Strathmore Town and L.I.P.
‘Strathmore’ is the combination of ‘Strathmore L.I.P’, which has been on the exhibition circuit for 3 years, and a brand new extension, ‘Strathmore Town’ which debuted at the SWING Model Railway Exhibition on Saturday 18th May 2019. Both layouts were designed by myself – ‘Strathmore L.I.P’ at the age of 14 and ‘Strathmore Town’ at the age of 16, and then my dad assisted in the building of both of these layouts.
Starting out with a Digitrax DCS51 when we first started exhibiting, both layouts are now controlled entirely through the Roco Z21 operating system, using our phones as handheld portable controllers – this goes from the stock to the points, signals to small details such as station information displays, level crossings and lights on non-motorised rolling stock. A project in the upcoming year to is upgrade the layout further, to allow the addition of detection devices to know where items of rolling stock are located on the layouts at any one time.
Seeing as most of my original model railway collection, along with my dad’s modelling preference of Scotland, it made sense to continue this theme with the rolling stock used on ‘Strathmore’. Even though the theme of the layout is in Scotland, various items of rolling stock from other areas of the country also appear from time to time, as well as things from the more modern era of British Railways.
Around 80% of the locomotives running on the layouts are DCC Sound equipped, and all of these have upgraded speaker kits to allow for the best sound quality available. Most of the sound files come from the likes of Legomanbiffo, Coastal DCC, YouChoos, and Jamie Goodman, along with some other files. To accompany these files, the speakers range from iPhone speakers to large metal driven mega-bass speakers and ones that fit into the fuel tanks.
Almost all of the scenic items found on both layouts are either kit or scratch built – the depot building on L.I.P and carriage siding platform on Town being Gaugemaster kits, the carriage siding platform and fuelling points on L.I.P being Knightwing kits, as well as various buildings and the bridge being print-at-home kits. As well as these, the platform on Town and concrete base on L.I.P are scratch built with just imagination as instructions. It would take a whole page to list everything not bought ready-to-place, but only the smaller detailing items, level crossing, signals and vehicles are not kit or scratch built.

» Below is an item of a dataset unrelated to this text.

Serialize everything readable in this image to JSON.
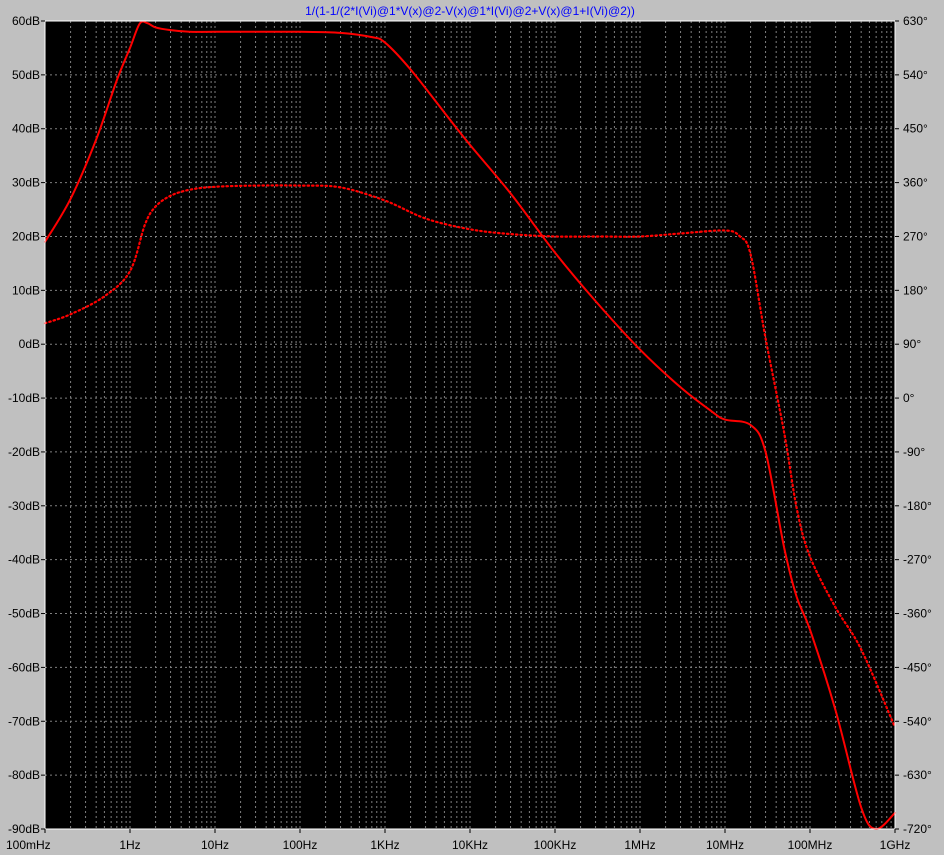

In British Rail days, the Loco Inspection Point (L.I.P.) concept was developed to allow locomotives to be checked and fuelled away from their allocated main depot. Additionally, they had the facilities to replace smaller consumable items such as brake shoes, oil, water, along with various other smaller tasks and maintenance – thus allowing greater availability of the fleet.
Strathmore as a place doesn’t exist, but if it did, it would be in the area around Glasgow, therefore, seeing a mixture of passenger and freight locomotives as well as the occasional DMU and departmental stock.
You will see some locomotives arrive only for stabling, others for fuelling, others for maintenance and fuelling, passenger services arriving running round to depart again, passenger services terminating to shunt and small freight services to shunt into the wagon sidings.